What are the alternatives to ISDN?
If your business hasn’t looked at alternatives to ISDN then it’s time to begin doing so. The ISDN switch-off can’t be ignored but the good news is that the alternatives available offer a superior service better suited to changing business demands.
The principal alternatives to ISDN is hosted voice over internet protocol (VoiP).
What is VoIP?
Hosted Voice over Internet Protocol (VoIP) is an increasingly popular business protocol. It’s a telephone system that’s based in the cloud. This replaces the older site-based telephone systems and delivers a range of additional business advantages for users.
It works by changing voice into a data packet, in a similar way as email does with text, before transferring it in an instant to the recipient user. This means that you can have a telephone system without any of the on-premises hardware required by a traditional system.
It’s an excellent alternative to ISDN for a number of reasons. Firstly, it’s incredibly easy to scale up or down as your company grows or looks to find efficiencies. There are also no geographical restrictions, which means you can have the same user experience no matter where you are in the world.
VoiP offers cost savings for users. All UK local, national and mobile calls are usually included in the package. Because you don’t need expensive hardware you save money compared to the old ISDN technology.
As well as the ability to scale up and grow with your business, users are able to work from anywhere with a consistency of experience. They can access the cloud-based VoiP system on the go using any device, such as a laptop, mobile, Mac or iPad.
There is no single point of failure for VoiP technology which makes it much less susceptible to critical failure and serious downtime. If things go wrong there is maintenance support and a range of recovery options.
Because VoiP doesn’t need much in the way of on-site equipment, the maintenance requirements are greatly reduced. This reduces the amount of maintenance required and because you manage the entire system centrally, problems can be resolved remotely.
Managed hosted telephony from One Tech UK

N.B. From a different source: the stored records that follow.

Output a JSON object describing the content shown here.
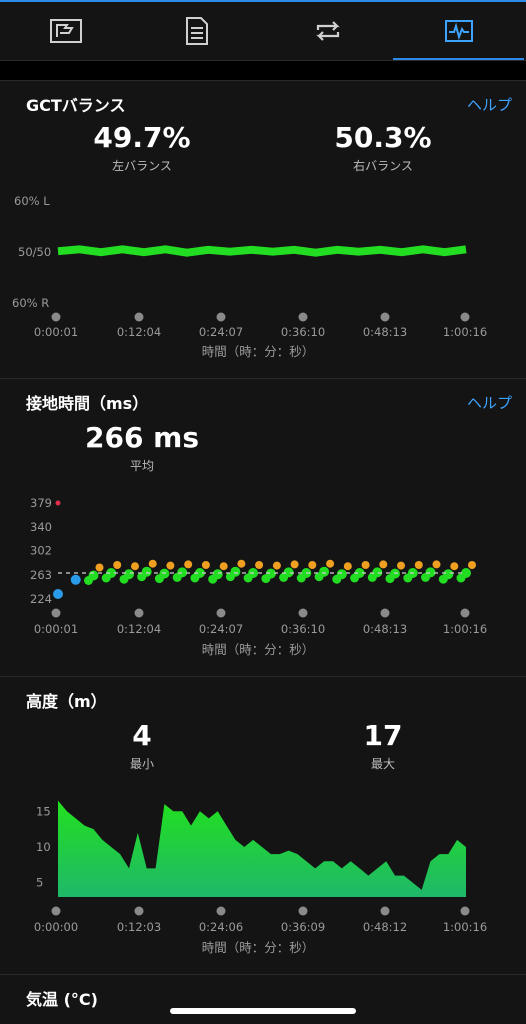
{
  "tabs": [
    {
      "icon": "laps-flag-icon"
    },
    {
      "icon": "summary-list-icon"
    },
    {
      "icon": "repeat-icon"
    },
    {
      "icon": "charts-icon",
      "active": true
    }
  ],
  "gct_balance": {
    "title": "GCTバランス",
    "help": "ヘルプ",
    "left_value": "49.7%",
    "left_label": "左バランス",
    "right_value": "50.3%",
    "right_label": "右バランス",
    "y_labels": [
      "60% L",
      "50/50",
      "60% R"
    ],
    "x_labels": [
      "0:00:01",
      "0:12:04",
      "0:24:07",
      "0:36:10",
      "0:48:13",
      "1:00:16"
    ],
    "x_axis_title": "時間（時：分：秒）"
  },
  "ground_contact": {
    "title": "接地時間（ms）",
    "help": "ヘルプ",
    "value": "266 ms",
    "value_label": "平均",
    "y_labels": [
      "379",
      "340",
      "302",
      "263",
      "224"
    ],
    "x_labels": [
      "0:00:01",
      "0:12:04",
      "0:24:07",
      "0:36:10",
      "0:48:13",
      "1:00:16"
    ],
    "x_axis_title": "時間（時：分：秒）"
  },
  "elevation": {
    "title": "高度（m）",
    "min_value": "4",
    "min_label": "最小",
    "max_value": "17",
    "max_label": "最大",
    "y_labels": [
      "15",
      "10",
      "5"
    ],
    "x_labels": [
      "0:00:00",
      "0:12:03",
      "0:24:06",
      "0:36:09",
      "0:48:12",
      "1:00:16"
    ],
    "x_axis_title": "時間（時：分：秒）"
  },
  "temperature": {
    "title": "気温 (°C)"
  },
  "colors": {
    "accent": "#2b8be6",
    "green": "#22dd22",
    "orange": "#f0a020",
    "blue": "#2a9be8",
    "red": "#e0304a",
    "link": "#3ea3ff"
  },
  "chart_data": [
    {
      "type": "line",
      "title": "GCTバランス",
      "xlabel": "時間（時：分：秒）",
      "x_ticks": [
        "0:00:01",
        "0:12:04",
        "0:24:07",
        "0:36:10",
        "0:48:13",
        "1:00:16"
      ],
      "y_ticks": [
        "60% L",
        "50/50",
        "60% R"
      ],
      "series": [
        {
          "values": [
            50.4,
            50.3,
            50.2,
            50.3,
            50.2,
            50.3,
            50.1,
            50.2,
            50.3,
            50.2,
            50.3,
            50.2,
            50.1,
            50.2,
            50.3,
            50.2,
            50.2,
            50.3,
            50.2,
            50.3
          ]
        }
      ],
      "ylim": [
        40,
        60
      ]
    },
    {
      "type": "scatter",
      "title": "接地時間（ms）",
      "xlabel": "時間（時：分：秒）",
      "x_ticks": [
        "0:00:01",
        "0:12:04",
        "0:24:07",
        "0:36:10",
        "0:48:13",
        "1:00:16"
      ],
      "y_ticks": [
        379,
        340,
        302,
        263,
        224
      ],
      "ylim": [
        224,
        379
      ],
      "average": 266,
      "series": [
        {
          "values": [
            232,
            255,
            262,
            266,
            264,
            268,
            265,
            267,
            266,
            264,
            268,
            266,
            265,
            267,
            266,
            268,
            264,
            266,
            267,
            265,
            266,
            267,
            264,
            266
          ]
        }
      ]
    },
    {
      "type": "area",
      "title": "高度（m）",
      "xlabel": "時間（時：分：秒）",
      "x_ticks": [
        "0:00:00",
        "0:12:03",
        "0:24:06",
        "0:36:09",
        "0:48:12",
        "1:00:16"
      ],
      "y_ticks": [
        15,
        10,
        5
      ],
      "ylim": [
        3,
        17
      ],
      "series": [
        {
          "values": [
            16.5,
            15,
            14,
            13,
            12.5,
            11,
            10,
            9,
            7,
            12,
            7,
            7,
            16,
            15,
            15,
            13,
            15,
            14,
            15,
            13,
            11,
            10,
            11,
            10,
            9,
            9,
            9.5,
            9,
            8,
            7,
            8,
            8,
            7,
            8,
            7,
            6,
            7,
            8,
            6,
            6,
            5,
            4,
            8,
            9,
            9,
            11,
            10
          ]
        }
      ]
    }
  ]
}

ONETECHUK can make sure your business is ready for the ISDN switch-off. Our industry-leading hosted telephony services are a flexible and cost-effective solution. Calls are made and received through the cloud using mobile, IP handsets and other devices, all of which run through a secure data centre.